A. I started my career as a public relations specialist for a pharmaceutical company. I majored in journalism with a concentration in PR in college. I took a year off before going to law school to try out public relations because I really enjoyed the corporate PR internships I had while college. One was with the predecessor to Merck Pharmaceuticals at a company called Burroughs Wellcome. The company developed the first drug to treat AIDS, called AZT, in the early days of the AIDs epidemic. The drug was really expensive, so the company faced a big public backlash complete with protestors and sit-ins on the front steps of the company. I joined the company right after that, but it was exciting to be a part of a PR team that was faced with a such a huge challenge from a crisis communications standpoint, and to learn how to navigate such a high-profile issue. I ultimately decided to go to law school, but I spent an exciting year in corporate PR.
Q. How has your life changed as a result of COVID-19?
A. I have a much more flexible schedule now because I usually work a few days from home. This allows me to structure my work differently. I generally try to reserve work that requires a lot of solo time and deep thought like writing or analysis for days when I’m working from home and have the benefit of quiet time with few interruptions. I try to schedule meetings and projects that require cross-functional collaborations with my colleagues for the days I’m in the office. Before Covid, I wasn’t as intentional about managing my calendar in this way.
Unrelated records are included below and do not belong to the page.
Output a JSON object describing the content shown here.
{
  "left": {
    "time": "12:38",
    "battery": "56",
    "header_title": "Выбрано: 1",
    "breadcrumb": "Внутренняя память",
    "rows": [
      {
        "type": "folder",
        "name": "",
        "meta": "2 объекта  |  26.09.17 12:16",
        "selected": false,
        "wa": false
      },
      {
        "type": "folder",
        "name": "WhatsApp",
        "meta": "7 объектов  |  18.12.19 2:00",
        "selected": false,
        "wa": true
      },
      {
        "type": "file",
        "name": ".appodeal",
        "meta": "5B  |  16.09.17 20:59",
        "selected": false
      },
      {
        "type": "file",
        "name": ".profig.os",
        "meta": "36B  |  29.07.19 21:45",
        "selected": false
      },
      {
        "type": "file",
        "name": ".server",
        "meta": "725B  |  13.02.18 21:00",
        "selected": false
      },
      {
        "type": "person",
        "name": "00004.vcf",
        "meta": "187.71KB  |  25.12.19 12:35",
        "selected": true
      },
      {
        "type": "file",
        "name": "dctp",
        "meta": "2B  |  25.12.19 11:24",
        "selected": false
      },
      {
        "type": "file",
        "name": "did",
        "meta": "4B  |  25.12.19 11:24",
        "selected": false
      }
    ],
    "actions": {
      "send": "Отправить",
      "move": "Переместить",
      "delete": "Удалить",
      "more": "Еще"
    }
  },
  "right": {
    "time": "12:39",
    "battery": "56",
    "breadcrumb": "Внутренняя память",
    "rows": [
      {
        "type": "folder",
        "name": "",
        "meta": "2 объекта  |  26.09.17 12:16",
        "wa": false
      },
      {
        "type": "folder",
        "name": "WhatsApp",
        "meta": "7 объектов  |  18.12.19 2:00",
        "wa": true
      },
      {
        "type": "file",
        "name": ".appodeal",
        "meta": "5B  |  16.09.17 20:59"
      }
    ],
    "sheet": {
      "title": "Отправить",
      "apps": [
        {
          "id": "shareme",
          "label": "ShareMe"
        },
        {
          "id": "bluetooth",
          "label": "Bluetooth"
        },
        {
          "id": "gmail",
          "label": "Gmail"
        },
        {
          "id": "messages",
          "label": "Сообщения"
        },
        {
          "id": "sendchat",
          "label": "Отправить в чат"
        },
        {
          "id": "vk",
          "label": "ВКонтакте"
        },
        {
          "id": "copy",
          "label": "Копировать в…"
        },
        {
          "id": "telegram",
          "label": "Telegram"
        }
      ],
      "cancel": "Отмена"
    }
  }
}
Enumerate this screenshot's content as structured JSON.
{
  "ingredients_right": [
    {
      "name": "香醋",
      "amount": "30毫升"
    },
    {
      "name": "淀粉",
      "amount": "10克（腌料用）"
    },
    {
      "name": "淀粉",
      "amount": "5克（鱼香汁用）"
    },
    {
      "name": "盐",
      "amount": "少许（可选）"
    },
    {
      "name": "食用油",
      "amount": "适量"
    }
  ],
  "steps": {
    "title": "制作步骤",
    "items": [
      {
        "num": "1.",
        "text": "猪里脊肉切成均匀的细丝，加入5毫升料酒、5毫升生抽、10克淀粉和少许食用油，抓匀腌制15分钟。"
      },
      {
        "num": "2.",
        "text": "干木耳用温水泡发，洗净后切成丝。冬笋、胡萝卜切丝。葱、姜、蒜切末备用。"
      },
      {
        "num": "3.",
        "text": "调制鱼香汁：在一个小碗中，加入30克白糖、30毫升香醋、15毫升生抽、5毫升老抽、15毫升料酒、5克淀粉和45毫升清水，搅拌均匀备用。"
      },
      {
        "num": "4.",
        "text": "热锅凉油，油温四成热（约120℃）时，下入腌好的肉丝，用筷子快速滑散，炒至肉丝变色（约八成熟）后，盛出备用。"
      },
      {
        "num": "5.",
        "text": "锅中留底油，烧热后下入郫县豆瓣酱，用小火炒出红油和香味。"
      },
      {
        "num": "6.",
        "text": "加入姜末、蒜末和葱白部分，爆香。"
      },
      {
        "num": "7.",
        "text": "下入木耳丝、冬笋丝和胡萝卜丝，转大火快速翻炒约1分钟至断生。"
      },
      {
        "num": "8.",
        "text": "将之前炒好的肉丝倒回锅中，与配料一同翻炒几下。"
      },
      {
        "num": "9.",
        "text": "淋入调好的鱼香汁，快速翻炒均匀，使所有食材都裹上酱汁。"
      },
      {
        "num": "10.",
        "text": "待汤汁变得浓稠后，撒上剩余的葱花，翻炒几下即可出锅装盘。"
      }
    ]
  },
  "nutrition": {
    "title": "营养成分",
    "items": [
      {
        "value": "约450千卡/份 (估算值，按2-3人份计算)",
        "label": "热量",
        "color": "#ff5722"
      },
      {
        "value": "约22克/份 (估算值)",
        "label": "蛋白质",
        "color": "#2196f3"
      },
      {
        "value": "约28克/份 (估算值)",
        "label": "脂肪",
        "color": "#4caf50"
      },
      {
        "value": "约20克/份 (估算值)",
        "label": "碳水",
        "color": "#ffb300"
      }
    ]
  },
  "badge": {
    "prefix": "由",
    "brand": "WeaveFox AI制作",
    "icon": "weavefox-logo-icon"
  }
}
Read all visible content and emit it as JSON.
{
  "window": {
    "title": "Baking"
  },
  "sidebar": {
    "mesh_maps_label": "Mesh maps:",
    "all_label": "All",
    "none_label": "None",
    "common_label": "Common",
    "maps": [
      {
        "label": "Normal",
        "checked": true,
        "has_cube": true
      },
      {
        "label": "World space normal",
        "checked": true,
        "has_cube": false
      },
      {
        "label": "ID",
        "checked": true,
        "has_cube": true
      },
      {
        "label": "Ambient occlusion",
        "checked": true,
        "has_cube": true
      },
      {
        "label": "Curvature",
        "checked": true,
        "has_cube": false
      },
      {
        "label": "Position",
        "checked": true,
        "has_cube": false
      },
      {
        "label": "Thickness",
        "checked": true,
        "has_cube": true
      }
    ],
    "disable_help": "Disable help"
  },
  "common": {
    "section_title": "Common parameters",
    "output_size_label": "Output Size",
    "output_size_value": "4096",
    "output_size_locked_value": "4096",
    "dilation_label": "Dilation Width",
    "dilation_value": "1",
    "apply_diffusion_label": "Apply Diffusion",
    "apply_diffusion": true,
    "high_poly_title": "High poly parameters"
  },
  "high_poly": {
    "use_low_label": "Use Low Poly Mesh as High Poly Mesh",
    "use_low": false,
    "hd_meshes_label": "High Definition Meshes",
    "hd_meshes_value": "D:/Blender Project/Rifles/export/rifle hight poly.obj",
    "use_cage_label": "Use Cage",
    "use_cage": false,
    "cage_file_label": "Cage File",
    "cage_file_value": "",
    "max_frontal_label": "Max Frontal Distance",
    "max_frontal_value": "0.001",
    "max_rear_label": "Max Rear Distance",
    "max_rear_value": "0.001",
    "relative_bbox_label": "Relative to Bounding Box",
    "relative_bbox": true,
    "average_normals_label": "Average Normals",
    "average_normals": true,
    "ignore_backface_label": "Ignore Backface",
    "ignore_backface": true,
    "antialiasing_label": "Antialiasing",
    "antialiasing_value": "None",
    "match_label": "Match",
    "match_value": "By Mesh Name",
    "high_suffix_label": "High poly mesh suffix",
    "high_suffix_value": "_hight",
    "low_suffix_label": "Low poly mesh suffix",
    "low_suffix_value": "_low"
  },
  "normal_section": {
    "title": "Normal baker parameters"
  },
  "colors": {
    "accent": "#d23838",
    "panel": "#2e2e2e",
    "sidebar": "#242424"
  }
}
Like many others, I find the flexibility of working from home a few days a week helps me to have greater control over my personal life. By cutting out my lengthy commute a few days a way I am more productive at work and at home.
Q. How long have you been an FCBA member, and what to you is the value of FCBA membership?
A. I have been a member of FCBA for over 20 years. I joined as soon as I started as a junior associate at my law firm. I value the opportunity to network with other members of the bar that I may not have an opportunity to meet or spend much time with in the normal course of my work. I have built meaningful personal and professional relationships through FCBA. It’s also incredibly impactful to have such a large bar pool the resources of the companies and law firms represented in the bar to give back to aspiring future professionals through FCBA’s many scholarship and mentorship activities. I served a stint on the FCBA Foundation and had an opportunity to see first-hand how FCBA scholarships change the lives of so many talented students.